Exercise goal:
Images in the entries are to be skipped, and everything else is to be written out exactly.

Extracted information:
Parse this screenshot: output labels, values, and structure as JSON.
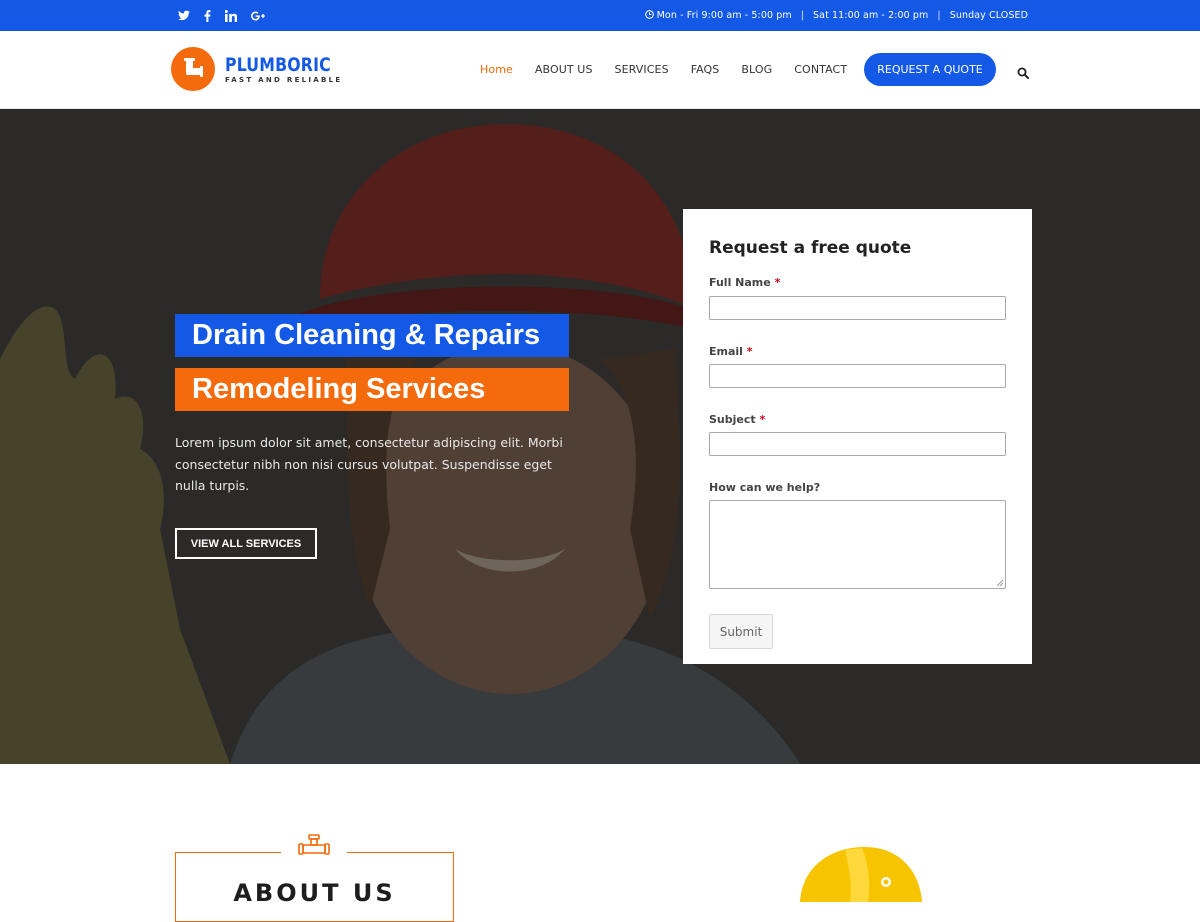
{
  "topbar": {
    "social": [
      "twitter-icon",
      "facebook-icon",
      "linkedin-icon",
      "google-plus-icon"
    ],
    "hours": [
      "Mon - Fri 9:00 am - 5:00 pm",
      "Sat 11:00 am - 2:00 pm",
      "Sunday CLOSED"
    ],
    "separator": "|"
  },
  "logo": {
    "name": "PLUMBORIC",
    "tagline": "FAST AND RELIABLE"
  },
  "nav": {
    "items": [
      "Home",
      "ABOUT US",
      "SERVICES",
      "FAQS",
      "BLOG",
      "CONTACT"
    ],
    "cta": "REQUEST A QUOTE",
    "active": "Home"
  },
  "hero": {
    "headline1": "Drain Cleaning & Repairs",
    "headline2": "Remodeling Services",
    "text": "Lorem ipsum dolor sit amet, consectetur adipiscing elit. Morbi consectetur nibh non nisi cursus volutpat. Suspendisse eget nulla turpis.",
    "button": "VIEW ALL SERVICES"
  },
  "form": {
    "title": "Request a free quote",
    "full_name": "Full Name",
    "email": "Email",
    "subject": "Subject",
    "help": "How can we help?",
    "required_mark": "*",
    "submit": "Submit"
  },
  "about": {
    "title": "ABOUT US"
  },
  "colors": {
    "blue": "#1459e6",
    "orange": "#f36b0d",
    "dark": "#2f2e2d"
  }
}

Exercise response:
Parse this screenshot: output labels, values, and structure as JSON.
{
  "topbar": {
    "social": [
      "twitter-icon",
      "facebook-icon",
      "linkedin-icon",
      "google-plus-icon"
    ],
    "hours": [
      "Mon - Fri 9:00 am - 5:00 pm",
      "Sat 11:00 am - 2:00 pm",
      "Sunday CLOSED"
    ],
    "separator": "|"
  },
  "logo": {
    "name": "PLUMBORIC",
    "tagline": "FAST AND RELIABLE"
  },
  "nav": {
    "items": [
      "Home",
      "ABOUT US",
      "SERVICES",
      "FAQS",
      "BLOG",
      "CONTACT"
    ],
    "cta": "REQUEST A QUOTE",
    "active": "Home"
  },
  "hero": {
    "headline1": "Drain Cleaning & Repairs",
    "headline2": "Remodeling Services",
    "text": "Lorem ipsum dolor sit amet, consectetur adipiscing elit. Morbi consectetur nibh non nisi cursus volutpat. Suspendisse eget nulla turpis.",
    "button": "VIEW ALL SERVICES"
  },
  "form": {
    "title": "Request a free quote",
    "full_name": "Full Name",
    "email": "Email",
    "subject": "Subject",
    "help": "How can we help?",
    "required_mark": "*",
    "submit": "Submit"
  },
  "about": {
    "title": "ABOUT US"
  },
  "colors": {
    "blue": "#1459e6",
    "orange": "#f36b0d",
    "dark": "#2f2e2d"
  }
}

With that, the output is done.